# PROBLEM REQUIREMENTS
The lines needed are those below that contain the word "JSON"; copy each one.

# SUPPLIED DATA
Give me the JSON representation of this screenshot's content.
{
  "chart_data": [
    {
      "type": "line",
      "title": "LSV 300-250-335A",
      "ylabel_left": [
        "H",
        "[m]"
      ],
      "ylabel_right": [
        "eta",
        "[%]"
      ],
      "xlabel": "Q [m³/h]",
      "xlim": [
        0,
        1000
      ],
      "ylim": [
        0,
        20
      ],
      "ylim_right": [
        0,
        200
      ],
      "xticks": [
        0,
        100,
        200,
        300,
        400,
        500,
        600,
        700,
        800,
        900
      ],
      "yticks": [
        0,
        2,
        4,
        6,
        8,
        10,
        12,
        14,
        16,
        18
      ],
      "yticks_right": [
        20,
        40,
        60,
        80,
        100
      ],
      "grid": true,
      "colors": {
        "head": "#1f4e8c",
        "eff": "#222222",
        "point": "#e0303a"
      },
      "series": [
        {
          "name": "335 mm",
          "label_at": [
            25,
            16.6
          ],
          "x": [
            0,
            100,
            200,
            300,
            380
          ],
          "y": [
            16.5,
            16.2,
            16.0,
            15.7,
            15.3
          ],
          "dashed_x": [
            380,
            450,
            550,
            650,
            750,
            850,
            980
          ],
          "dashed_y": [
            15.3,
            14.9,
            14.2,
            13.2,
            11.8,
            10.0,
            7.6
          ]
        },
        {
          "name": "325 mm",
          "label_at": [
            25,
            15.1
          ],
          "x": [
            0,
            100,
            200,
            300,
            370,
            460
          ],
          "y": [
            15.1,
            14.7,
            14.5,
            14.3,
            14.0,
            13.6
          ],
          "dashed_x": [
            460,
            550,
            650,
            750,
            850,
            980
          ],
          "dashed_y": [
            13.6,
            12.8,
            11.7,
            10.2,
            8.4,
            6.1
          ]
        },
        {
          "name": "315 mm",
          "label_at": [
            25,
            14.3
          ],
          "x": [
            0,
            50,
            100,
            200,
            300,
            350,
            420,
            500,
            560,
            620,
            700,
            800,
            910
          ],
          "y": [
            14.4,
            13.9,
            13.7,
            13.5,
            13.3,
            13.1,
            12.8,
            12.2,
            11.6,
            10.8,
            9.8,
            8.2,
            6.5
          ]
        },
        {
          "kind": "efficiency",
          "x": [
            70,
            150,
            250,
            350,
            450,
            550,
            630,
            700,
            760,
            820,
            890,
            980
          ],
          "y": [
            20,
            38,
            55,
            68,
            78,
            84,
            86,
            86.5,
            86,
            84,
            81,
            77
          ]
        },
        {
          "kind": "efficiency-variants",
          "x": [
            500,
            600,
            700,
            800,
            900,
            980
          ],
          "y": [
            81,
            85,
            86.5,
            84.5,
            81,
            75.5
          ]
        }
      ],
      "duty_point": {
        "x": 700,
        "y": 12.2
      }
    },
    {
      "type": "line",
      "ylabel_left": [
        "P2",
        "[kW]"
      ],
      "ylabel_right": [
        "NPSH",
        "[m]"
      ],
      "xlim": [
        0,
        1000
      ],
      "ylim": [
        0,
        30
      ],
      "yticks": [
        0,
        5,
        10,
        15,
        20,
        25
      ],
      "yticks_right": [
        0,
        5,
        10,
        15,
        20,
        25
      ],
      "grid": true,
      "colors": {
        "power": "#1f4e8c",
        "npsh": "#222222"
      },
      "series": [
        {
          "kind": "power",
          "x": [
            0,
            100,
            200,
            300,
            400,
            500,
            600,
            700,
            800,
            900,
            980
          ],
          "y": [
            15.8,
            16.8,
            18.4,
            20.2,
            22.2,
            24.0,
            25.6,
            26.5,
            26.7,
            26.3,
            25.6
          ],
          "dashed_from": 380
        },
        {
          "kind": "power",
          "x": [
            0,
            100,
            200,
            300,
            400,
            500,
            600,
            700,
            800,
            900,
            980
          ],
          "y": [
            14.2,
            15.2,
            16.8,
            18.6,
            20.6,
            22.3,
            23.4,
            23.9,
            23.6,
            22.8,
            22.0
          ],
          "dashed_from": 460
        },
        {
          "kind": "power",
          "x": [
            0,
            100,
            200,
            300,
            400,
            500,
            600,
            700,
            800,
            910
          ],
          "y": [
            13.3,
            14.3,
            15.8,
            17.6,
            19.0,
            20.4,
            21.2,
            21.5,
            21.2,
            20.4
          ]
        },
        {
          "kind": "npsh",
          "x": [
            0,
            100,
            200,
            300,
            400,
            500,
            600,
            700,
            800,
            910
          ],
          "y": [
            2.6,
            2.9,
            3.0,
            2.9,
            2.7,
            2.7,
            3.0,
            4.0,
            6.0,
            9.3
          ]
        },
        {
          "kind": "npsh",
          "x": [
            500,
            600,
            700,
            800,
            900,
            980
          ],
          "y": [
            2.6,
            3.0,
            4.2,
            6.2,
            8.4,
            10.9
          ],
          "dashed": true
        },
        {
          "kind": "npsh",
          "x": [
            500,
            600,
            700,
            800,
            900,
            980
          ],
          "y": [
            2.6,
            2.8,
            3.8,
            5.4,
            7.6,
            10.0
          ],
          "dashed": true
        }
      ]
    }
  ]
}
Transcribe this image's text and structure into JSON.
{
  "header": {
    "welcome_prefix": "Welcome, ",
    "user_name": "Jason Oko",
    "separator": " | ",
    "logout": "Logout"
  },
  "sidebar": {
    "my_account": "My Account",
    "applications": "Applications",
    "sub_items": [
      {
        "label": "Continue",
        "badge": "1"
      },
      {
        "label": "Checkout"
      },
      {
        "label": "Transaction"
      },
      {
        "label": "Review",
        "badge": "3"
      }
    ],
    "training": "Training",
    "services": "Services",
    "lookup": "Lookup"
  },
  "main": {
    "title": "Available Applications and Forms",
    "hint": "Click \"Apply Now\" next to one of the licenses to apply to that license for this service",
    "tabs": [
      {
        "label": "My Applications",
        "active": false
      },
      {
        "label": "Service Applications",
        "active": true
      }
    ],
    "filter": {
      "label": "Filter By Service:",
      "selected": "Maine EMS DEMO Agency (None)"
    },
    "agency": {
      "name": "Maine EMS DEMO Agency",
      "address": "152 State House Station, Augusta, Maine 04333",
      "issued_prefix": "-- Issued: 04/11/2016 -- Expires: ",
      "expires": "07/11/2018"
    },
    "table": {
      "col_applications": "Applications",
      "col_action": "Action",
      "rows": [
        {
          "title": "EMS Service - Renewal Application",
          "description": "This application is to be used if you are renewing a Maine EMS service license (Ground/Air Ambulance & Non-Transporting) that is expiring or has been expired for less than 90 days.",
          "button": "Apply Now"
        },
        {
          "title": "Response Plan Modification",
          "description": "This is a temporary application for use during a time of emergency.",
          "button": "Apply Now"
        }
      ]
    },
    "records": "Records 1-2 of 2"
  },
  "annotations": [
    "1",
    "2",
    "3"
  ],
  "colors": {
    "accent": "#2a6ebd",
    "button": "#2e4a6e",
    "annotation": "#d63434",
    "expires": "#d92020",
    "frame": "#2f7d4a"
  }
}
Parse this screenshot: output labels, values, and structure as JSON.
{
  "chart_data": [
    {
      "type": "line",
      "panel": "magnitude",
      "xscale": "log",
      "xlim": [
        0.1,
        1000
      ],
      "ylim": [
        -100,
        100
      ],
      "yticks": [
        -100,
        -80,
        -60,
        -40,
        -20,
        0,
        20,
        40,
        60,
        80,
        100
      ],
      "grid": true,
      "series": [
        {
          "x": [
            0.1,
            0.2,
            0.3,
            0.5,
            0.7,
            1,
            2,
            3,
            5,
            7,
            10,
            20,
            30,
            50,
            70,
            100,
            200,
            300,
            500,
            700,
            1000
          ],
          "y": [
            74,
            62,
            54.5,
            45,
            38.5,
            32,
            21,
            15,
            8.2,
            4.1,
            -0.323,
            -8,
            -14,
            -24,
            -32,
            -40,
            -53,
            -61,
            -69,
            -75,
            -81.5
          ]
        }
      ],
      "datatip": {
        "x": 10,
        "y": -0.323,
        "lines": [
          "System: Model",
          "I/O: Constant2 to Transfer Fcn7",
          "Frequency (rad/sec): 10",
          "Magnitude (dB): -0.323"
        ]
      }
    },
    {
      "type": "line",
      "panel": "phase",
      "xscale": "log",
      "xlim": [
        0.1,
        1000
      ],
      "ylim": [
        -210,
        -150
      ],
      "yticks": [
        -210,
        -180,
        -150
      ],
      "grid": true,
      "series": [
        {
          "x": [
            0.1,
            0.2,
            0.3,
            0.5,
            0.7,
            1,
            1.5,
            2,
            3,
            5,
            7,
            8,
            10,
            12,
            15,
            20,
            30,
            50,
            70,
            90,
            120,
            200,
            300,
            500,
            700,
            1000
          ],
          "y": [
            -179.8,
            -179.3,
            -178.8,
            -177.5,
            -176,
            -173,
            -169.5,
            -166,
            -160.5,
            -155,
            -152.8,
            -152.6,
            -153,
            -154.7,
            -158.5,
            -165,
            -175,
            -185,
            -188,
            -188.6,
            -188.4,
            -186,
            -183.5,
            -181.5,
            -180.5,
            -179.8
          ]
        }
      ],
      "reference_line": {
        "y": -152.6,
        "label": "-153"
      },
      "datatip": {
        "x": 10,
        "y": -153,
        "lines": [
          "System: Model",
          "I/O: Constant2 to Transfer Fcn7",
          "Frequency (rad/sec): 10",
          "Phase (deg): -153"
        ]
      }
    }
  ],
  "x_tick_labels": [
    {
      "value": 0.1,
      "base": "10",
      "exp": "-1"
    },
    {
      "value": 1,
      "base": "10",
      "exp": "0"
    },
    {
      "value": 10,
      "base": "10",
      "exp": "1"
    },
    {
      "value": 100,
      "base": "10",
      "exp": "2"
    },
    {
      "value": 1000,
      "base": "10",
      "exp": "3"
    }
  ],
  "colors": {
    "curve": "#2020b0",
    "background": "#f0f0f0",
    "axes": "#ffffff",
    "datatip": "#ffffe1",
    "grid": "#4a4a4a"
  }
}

# SOLUTION BELOW
Give me the JSON representation of this screenshot's content.
Transcribe this image's text and structure into JSON.
Parse this screenshot: output labels, values, and structure as JSON.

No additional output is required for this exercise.